* * *

“OH, MY GOD!” Carlene screeched when she reached the top of the stairs. “There’s a farm animal in your room.” Rachel glanced in to see Oscar passed out on the rug, lying in a sunny spot.

“Oh, that is just Oscar, my pet pig.”

Carlene grimaced. “You have a pig for a pet. Is this a joke? Who gives a princess a pig for a pet?”

“That was Dad’s idea. But not completely, though. He misunderstood that I wanted a wig for my birthday, not a pig.”

“You wanted a wig?”

“Ah well, I was going through my Lady Gogo phase.”

Staring at her with wide eyes, Carlene muttered, “Okay then.”

Hours later, Carlene tossed another dress on the growing pile of discarded outfits.

“Child, you don’t have much to wear, do you?”

“I have all I need,” Rachel groused back.

“For a garage sale, maybe, but not a cotillion.”

“Cotillion? What is that?”

“I’ll explain later. For now, what I have picked out should do. We will find some other things on the way to Camp.”

Shopping. Ugh, that’s mom’s hobby, not mine. She preferred to walk a trail rather than stalking the shelves at the mall. Taking a chance of being eaten by a witch was more appealing that browsing bargain racks. “If we must,” she replied.

“Come now, have the right attitude – you want to fit in, right?”

“Well, yes.” Tim’s words rang in her mind. Maybe. It wasn’t fitting in that worried her; instead, she didn’t want to draw attention to herself.

Being both a tomboy and an adventure hound, she suspected she had many differences from other “conventional” princesses. Makeup and dresses were foreign to her, and jewelry looked nice. But there was no way she would let someone punch holes in her ear lobes. A shiver ran up her spine at the very thought.

No, she enjoyed the outdoors too much, seeing what she could find and what was around the next bend in the trail. That sometimes led to trouble, but she had always found a way out.

I guess summer camp is no different than that idea – an adventure in the making.

Would she enjoy it? Who knows?

Carlene left for her next appointment, and not surprisingly, Tim reappeared.

Rachel gave him a glare. “Ah, I see you resurfaced.”

“Just wanted to see the scene of the crime.”

“What crime is that?”

“Fashion murder.”

“I’m no slave to fashion. know that.”

“Indeed I do, but I’m always leery of other people telling me what to do, especially regarding clothes.”

Rachel considered Tim’s ratty robe. “It wouldn’t hurt for you to listen.”

“On the contrary, I suffer immeasurably when I have to listen to others’ opinions.”

“How so?”

“I had the misfortune to hear someone rave about a pair of underwear with velcro in them.”

Rachel pinched her eyes shut. “Too much information.”

He looked over her shoulder at the piles of clothing and barely filled clothing trunks. “So, what are you going to take?
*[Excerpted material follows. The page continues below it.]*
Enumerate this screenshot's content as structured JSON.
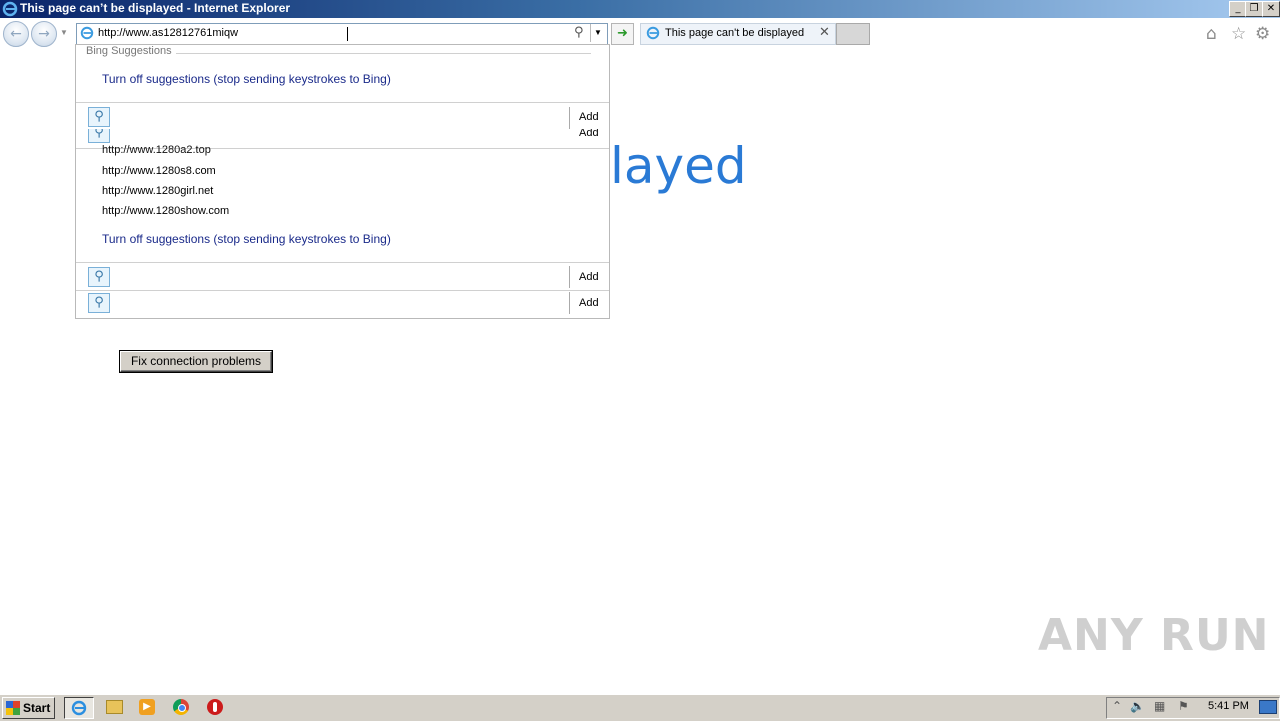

You’re not going naked, are you?”

She cocked her head to one side. “Gee, that won’t make me stand out now, will it?” Then she pointed at the trunks. “That’s all Carlene said is acceptable at Camp. Not even sure how much of this still fits.”

“Better try it on. There is no sense taking stuff that doesn’t fit.”

An hour later, Rachel slammed shut a single trunk and looked at Tim. “Okay, all done.”

“So, how much are you taking?”

“I’ve got enough to get me through a week. After that, I’m in trouble. Looks like I’m going to be hitting the mall on the way to summer camp.”

“You have my sympathy.”


He smirked. “No, not really. Better you than me.”

“So, what will you do after I go off to camp?”

“I’m going to have to take care of Oscar.” A squeal erupted from the stairs, and they both turned. He sat there with a bowl in his mouth. “Good Lord, how often does he eat?”

“Seven times a day if he can get away with it.”

“What does he eat?”

“The better question is — What doesn’t he eat?”

Tim rubbed his beard. “Well, I don’t know. Is he willing to eat apples and cheese curls?”

“I don’t think that will be a problem.”

“Are you going to miss him?”

Rachel sighed. “Oh, of course, but I’m sure he won’t miss me.”

Oscar dropped the bowl and let out a high-pitched squeal.

“At least not as much as his next meal.”